--- Work to be completed ---
Count the lines in the data below holding the string "Lock" and write the total by itself.

--- Supplied entries ---
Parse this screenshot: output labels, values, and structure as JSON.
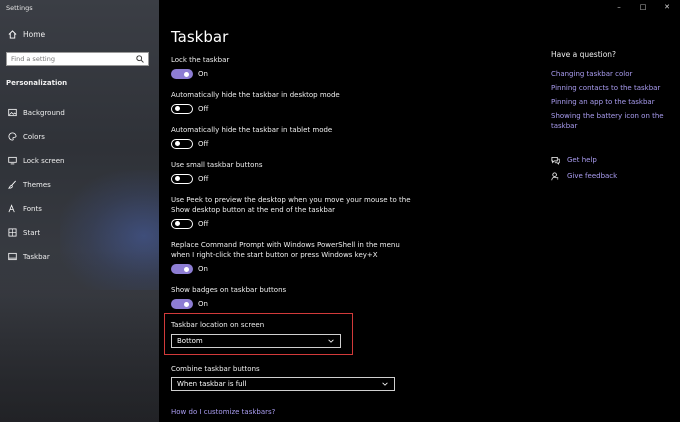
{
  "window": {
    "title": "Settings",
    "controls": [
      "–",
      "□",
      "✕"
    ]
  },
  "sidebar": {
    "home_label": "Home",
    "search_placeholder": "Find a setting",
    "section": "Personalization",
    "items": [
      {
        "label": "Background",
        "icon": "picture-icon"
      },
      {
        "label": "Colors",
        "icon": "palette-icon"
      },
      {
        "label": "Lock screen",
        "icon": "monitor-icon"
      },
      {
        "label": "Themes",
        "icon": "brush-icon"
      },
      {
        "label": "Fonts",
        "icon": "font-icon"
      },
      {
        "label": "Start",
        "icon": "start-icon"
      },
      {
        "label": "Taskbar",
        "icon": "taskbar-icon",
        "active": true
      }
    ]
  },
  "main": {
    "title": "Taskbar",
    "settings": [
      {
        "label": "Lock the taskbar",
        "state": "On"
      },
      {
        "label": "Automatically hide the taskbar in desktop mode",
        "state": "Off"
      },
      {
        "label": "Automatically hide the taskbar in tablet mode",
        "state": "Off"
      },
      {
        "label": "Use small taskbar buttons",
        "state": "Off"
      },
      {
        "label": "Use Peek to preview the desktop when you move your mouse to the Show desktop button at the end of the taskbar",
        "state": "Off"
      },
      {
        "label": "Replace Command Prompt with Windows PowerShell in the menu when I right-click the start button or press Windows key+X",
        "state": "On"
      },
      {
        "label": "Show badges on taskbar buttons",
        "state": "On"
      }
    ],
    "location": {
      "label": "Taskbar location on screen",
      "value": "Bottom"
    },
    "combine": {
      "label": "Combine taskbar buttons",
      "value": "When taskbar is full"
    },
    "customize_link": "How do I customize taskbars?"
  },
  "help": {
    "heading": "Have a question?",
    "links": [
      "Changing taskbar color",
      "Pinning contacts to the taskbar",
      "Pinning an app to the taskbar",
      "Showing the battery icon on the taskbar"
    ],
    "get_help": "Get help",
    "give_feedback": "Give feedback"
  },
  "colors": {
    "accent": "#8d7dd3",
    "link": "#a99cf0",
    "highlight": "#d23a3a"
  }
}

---

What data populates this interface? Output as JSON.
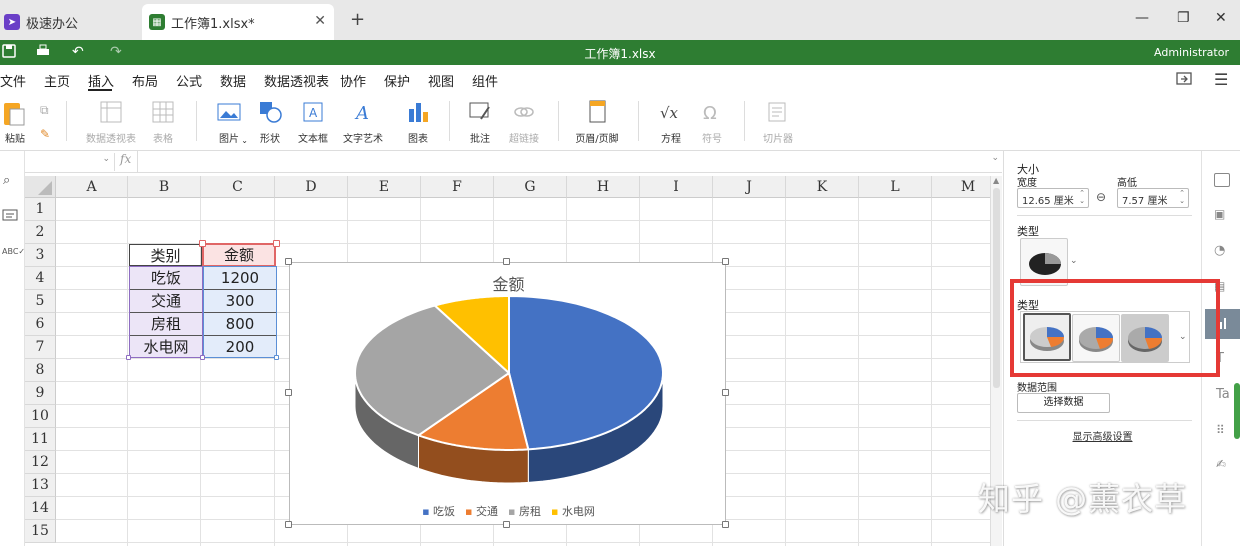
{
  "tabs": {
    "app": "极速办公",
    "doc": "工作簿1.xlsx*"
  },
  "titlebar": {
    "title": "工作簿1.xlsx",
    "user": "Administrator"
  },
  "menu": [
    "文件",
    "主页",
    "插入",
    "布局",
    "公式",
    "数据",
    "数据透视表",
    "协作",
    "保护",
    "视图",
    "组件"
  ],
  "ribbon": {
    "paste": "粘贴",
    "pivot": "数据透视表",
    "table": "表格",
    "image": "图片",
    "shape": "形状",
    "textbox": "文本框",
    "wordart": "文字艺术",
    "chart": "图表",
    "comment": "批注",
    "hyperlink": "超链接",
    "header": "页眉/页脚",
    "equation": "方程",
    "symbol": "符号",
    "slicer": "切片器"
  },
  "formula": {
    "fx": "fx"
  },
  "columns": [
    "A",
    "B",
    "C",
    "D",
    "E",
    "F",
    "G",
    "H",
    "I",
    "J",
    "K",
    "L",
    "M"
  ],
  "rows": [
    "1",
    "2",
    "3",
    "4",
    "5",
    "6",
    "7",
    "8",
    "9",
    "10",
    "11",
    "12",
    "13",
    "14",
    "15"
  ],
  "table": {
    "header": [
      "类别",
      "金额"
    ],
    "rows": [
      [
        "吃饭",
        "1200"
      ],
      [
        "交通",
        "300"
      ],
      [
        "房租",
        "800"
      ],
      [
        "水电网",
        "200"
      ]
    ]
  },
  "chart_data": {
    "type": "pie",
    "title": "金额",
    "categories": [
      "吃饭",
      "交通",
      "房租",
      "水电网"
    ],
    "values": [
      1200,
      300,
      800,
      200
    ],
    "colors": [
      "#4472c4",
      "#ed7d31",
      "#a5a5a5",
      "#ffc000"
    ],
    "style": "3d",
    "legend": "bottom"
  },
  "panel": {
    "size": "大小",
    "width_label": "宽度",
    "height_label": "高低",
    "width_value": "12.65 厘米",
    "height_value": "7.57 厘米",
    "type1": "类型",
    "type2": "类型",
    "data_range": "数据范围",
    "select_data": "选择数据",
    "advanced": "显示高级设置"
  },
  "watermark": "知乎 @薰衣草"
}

--- Response area ---
2